Web page and app entries
BEGIN

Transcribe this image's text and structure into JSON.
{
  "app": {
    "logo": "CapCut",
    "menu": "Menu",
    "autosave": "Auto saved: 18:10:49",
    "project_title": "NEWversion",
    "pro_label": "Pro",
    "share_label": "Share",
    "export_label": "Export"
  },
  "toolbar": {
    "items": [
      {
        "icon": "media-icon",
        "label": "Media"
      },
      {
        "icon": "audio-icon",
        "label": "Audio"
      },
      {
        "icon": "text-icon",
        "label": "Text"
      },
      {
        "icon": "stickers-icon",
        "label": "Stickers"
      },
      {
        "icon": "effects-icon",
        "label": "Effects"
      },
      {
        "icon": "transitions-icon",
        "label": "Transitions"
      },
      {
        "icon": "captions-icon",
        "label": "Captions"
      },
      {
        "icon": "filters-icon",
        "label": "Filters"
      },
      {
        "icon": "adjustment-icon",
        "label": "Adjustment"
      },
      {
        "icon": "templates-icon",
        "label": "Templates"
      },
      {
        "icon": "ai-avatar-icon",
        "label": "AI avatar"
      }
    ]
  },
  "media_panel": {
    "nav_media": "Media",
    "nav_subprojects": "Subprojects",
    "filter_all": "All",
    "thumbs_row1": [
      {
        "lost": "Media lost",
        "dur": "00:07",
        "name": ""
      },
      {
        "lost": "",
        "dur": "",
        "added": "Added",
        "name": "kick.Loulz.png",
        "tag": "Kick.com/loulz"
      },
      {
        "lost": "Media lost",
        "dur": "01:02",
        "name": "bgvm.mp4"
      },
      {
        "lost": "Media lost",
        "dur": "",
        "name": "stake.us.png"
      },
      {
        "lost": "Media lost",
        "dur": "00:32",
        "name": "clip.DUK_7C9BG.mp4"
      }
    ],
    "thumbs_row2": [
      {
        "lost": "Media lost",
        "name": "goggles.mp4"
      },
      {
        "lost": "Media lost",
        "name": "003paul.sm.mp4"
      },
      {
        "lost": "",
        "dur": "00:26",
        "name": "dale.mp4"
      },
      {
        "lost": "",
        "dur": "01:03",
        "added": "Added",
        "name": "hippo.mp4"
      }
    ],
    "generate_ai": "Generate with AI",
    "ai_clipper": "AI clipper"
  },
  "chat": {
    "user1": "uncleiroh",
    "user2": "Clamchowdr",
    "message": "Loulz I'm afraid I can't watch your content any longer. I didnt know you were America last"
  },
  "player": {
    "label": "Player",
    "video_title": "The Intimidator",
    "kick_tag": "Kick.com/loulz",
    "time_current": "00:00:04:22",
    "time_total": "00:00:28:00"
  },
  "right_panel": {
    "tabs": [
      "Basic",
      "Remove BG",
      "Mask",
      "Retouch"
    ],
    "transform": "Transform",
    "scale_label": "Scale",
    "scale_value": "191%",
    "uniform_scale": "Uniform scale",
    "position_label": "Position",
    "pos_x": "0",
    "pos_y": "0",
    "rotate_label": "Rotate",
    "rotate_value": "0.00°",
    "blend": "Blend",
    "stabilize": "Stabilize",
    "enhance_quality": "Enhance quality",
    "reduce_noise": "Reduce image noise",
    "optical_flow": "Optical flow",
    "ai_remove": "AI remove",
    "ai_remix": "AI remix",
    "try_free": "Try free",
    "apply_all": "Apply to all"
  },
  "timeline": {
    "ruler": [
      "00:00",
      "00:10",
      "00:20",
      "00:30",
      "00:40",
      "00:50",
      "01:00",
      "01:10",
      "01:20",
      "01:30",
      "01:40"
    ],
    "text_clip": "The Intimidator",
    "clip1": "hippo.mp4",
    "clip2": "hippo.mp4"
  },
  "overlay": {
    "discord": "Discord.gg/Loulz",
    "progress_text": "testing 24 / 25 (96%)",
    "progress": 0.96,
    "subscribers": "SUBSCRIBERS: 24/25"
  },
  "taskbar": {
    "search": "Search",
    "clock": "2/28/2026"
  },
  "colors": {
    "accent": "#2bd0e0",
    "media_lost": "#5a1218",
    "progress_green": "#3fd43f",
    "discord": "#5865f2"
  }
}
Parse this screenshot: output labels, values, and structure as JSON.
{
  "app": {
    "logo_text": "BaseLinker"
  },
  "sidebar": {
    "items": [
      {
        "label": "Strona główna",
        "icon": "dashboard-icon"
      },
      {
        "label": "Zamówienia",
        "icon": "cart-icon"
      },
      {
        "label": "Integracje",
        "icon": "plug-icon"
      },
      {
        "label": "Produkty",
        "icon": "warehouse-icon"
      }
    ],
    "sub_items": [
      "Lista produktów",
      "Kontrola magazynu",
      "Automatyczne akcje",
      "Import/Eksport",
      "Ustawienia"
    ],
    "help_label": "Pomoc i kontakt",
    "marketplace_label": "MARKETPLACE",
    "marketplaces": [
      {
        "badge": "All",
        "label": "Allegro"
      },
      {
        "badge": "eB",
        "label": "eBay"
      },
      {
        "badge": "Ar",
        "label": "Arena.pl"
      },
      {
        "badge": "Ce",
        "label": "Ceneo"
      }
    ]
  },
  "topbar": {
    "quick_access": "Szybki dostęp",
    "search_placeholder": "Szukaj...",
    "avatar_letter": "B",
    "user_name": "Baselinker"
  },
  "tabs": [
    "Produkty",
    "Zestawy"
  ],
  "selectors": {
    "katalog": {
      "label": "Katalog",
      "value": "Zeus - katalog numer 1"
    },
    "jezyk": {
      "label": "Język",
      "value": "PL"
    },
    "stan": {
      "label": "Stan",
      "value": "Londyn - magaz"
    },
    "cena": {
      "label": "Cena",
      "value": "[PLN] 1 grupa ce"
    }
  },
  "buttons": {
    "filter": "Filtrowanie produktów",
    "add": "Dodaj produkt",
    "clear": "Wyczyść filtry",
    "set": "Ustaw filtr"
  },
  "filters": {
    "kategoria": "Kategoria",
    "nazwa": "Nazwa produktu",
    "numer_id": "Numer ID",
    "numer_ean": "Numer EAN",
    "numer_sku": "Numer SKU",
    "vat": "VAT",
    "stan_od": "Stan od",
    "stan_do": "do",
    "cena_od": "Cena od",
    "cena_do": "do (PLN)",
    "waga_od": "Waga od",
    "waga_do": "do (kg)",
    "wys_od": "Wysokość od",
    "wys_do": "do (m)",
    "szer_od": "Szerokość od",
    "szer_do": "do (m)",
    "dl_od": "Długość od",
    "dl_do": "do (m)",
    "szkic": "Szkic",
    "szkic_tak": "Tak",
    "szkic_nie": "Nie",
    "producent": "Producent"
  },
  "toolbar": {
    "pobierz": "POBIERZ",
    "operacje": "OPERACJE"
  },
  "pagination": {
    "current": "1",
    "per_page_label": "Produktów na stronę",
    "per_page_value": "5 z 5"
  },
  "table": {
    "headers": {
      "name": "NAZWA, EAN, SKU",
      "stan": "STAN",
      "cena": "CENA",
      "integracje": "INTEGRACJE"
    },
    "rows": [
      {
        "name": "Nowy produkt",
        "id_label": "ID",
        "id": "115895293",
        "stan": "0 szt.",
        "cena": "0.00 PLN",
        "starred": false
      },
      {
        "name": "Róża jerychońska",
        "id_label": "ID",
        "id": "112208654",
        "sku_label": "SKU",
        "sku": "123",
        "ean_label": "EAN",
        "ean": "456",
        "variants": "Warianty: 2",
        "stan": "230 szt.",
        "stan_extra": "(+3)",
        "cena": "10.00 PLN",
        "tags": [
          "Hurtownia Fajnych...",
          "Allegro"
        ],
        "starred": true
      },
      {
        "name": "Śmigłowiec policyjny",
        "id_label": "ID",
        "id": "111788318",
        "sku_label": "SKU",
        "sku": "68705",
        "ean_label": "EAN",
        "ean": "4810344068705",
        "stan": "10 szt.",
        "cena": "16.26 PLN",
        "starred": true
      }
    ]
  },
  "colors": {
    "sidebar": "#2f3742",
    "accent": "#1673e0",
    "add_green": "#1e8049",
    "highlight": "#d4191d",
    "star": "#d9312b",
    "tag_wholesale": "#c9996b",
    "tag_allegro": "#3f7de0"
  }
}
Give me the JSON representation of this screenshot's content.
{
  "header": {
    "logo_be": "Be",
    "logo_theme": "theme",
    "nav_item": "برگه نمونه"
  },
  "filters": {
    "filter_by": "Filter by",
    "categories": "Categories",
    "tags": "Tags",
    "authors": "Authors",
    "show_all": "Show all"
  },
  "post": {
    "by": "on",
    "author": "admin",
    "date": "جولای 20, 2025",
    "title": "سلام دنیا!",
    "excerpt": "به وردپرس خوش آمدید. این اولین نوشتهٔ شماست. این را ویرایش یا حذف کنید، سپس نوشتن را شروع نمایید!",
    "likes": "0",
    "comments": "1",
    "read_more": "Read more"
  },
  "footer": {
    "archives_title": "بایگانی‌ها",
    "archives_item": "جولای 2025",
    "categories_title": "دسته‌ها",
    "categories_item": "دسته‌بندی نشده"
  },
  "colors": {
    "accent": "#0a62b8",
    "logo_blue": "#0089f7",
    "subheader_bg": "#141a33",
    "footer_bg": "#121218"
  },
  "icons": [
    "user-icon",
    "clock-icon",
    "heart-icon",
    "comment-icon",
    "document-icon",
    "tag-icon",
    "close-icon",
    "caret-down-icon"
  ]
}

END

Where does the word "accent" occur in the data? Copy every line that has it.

Exercise answer
    "accent": "#2bd0e0",
    "accent": "#1673e0",
    "accent": "#0a62b8",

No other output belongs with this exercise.